10. EU membership makes the UK more vulnerable to a terrorist attack
To be honest, I’m surprised I’m even having to respond to this one. I am amazed that the Leave campaign have sought to make the link between EU Membership and terrorism. It’s simply not true. As I’ve mentioned above, the UK benefits from a number of intelligence-sharing and other security arrangements which help it to be more secure. Moreover, the fundamental point is this: whether or not the UK is likely to be the subject of a terrorist attack does not depend on whether we leave or remain in the EU. Terrorists are not going to be influenced by whether or not we are a member of the EU.
Overall, these are the reasons I will be voting to remain on 23rd June, and I really hope you will too.
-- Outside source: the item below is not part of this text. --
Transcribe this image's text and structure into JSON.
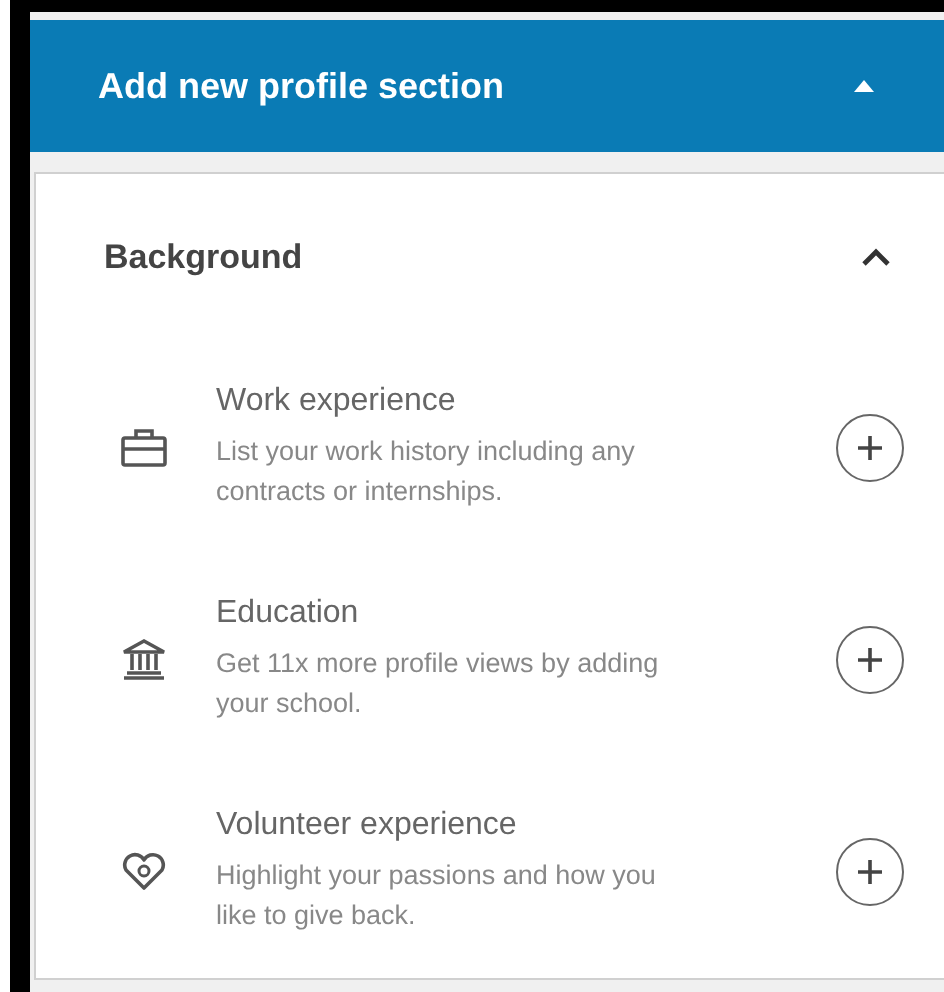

However, whichever way you vote, all I ask is that you take the time to find out as many facts as you can before you make your decision. This is probably the biggest decision we’ll be asked to make in most of our lifetimes. Whichever way we vote will have an important impact on our future, so it is important to know exactly why you are voting one way or another.
I have one final request (or maybe it is actually a few requests) – recent polls have indicated that people are most likely to listen to friends and family about this referendum, so do take the time to explain which way you are voting and why. Equally, if you’ve found any of my posts helpful, and I really hope they have been useful, please do share them (and I would also love to hear from you to know whether they have helped).
All that remains to be said is thanks so much for reading this (and indeed any of the posts on the blog). I started this as a means to explain how the EU works and detail my reasons for wanting to remain in the EU, and I have been really overwhelmed with the response, so thank you for that. I hope it’s been useful.
Footnotes (AKA things for the super keen)
[iv] See the Schuman Declaration here – http://europa.eu/about-eu/basic-information/symbols/europe-day/schuman-declaration/index_en.htm.